Where a line in the material below has the string "this", please report it.

((

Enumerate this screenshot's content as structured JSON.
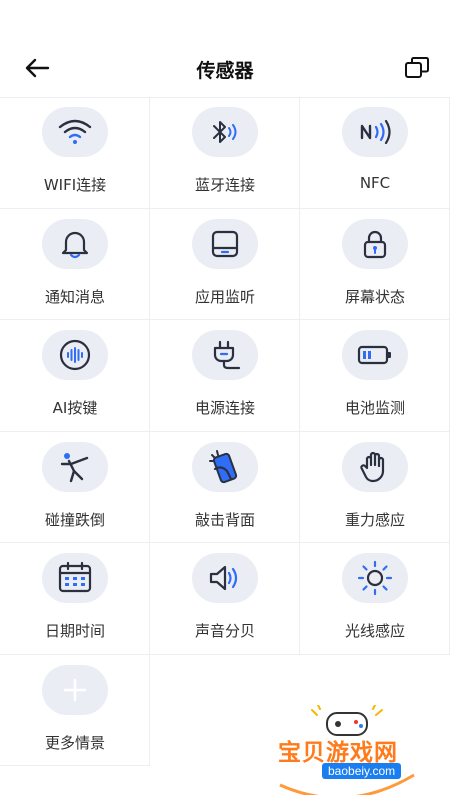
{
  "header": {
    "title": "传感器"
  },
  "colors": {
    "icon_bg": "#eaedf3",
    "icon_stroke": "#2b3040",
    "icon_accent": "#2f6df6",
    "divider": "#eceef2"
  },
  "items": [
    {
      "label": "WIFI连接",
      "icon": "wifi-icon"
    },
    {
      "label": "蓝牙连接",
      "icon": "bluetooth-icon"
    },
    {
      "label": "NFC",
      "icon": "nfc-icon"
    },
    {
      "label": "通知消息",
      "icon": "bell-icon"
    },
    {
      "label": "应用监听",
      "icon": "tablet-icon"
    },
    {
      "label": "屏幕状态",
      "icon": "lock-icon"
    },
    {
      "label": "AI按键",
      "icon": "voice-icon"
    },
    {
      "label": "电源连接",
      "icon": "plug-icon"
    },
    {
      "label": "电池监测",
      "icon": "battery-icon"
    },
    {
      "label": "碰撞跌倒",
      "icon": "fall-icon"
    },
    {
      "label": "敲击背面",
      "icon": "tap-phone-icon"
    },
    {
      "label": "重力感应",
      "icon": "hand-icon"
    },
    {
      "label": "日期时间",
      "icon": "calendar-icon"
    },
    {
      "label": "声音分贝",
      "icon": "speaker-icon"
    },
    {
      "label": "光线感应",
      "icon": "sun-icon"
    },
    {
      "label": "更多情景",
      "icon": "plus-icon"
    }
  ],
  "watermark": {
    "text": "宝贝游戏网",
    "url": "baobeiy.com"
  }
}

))
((

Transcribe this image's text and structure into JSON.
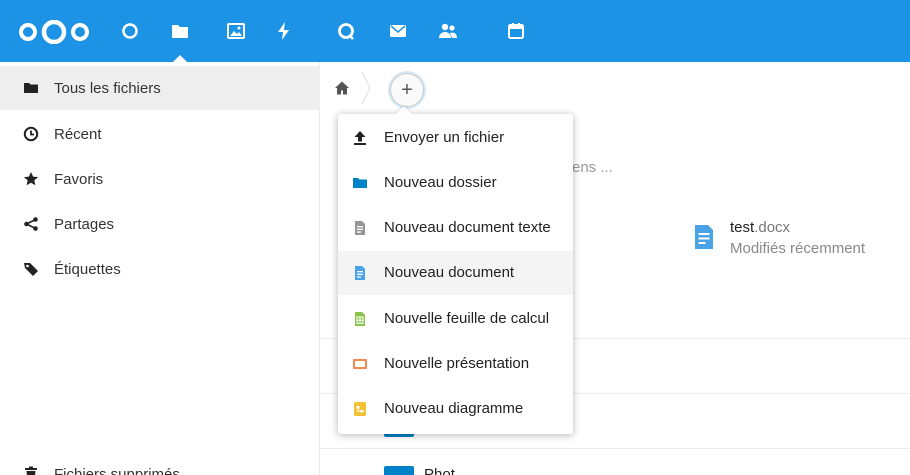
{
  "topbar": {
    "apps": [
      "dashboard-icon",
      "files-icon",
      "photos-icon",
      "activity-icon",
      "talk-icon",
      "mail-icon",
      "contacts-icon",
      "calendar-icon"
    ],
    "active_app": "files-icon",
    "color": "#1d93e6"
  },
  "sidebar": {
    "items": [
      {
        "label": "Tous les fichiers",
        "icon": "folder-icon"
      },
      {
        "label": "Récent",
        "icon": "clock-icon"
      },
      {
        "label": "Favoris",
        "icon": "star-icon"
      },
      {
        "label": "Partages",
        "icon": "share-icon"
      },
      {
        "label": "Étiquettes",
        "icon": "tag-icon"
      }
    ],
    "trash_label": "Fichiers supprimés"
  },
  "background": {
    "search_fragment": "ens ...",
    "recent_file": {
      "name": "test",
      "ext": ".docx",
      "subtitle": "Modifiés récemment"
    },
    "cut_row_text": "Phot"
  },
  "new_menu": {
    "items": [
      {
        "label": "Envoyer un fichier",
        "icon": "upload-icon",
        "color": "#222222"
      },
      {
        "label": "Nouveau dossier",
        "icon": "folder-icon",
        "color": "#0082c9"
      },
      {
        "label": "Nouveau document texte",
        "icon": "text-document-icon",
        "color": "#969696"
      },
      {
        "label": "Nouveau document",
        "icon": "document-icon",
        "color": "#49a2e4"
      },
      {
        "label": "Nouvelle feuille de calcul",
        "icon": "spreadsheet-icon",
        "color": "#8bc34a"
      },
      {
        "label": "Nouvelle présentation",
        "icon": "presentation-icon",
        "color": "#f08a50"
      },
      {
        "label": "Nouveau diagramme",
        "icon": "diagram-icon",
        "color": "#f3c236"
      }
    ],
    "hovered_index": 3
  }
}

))
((

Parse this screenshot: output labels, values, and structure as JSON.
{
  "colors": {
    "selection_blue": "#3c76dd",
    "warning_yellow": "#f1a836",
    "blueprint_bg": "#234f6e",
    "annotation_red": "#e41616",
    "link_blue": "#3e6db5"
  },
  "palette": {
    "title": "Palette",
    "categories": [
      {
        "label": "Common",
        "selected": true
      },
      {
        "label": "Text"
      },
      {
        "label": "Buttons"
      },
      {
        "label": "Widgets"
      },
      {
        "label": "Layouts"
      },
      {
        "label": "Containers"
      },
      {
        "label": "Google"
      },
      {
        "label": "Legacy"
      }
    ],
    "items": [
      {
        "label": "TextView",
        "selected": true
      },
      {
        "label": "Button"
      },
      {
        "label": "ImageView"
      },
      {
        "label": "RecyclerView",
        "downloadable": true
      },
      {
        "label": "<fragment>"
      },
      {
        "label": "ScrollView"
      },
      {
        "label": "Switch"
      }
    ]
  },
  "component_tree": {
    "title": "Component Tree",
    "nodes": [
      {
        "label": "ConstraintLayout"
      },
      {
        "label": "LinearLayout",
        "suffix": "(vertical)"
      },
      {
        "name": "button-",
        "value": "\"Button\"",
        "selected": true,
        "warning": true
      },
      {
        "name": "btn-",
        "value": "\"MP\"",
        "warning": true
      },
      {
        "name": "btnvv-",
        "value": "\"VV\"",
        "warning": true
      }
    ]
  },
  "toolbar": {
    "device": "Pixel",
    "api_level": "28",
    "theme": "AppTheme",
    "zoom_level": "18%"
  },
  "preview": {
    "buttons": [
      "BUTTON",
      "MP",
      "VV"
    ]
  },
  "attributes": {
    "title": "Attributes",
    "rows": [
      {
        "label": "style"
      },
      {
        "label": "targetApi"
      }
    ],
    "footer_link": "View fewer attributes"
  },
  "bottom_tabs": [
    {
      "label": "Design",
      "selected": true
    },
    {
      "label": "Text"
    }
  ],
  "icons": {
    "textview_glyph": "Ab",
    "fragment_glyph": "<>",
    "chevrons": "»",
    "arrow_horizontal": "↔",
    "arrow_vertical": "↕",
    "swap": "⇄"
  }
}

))

# Answer section
Enumerate this screenshot's content as structured JSON.
Transcribe this image's text and structure into JSON.
Parse this screenshot: output labels, values, and structure as JSON.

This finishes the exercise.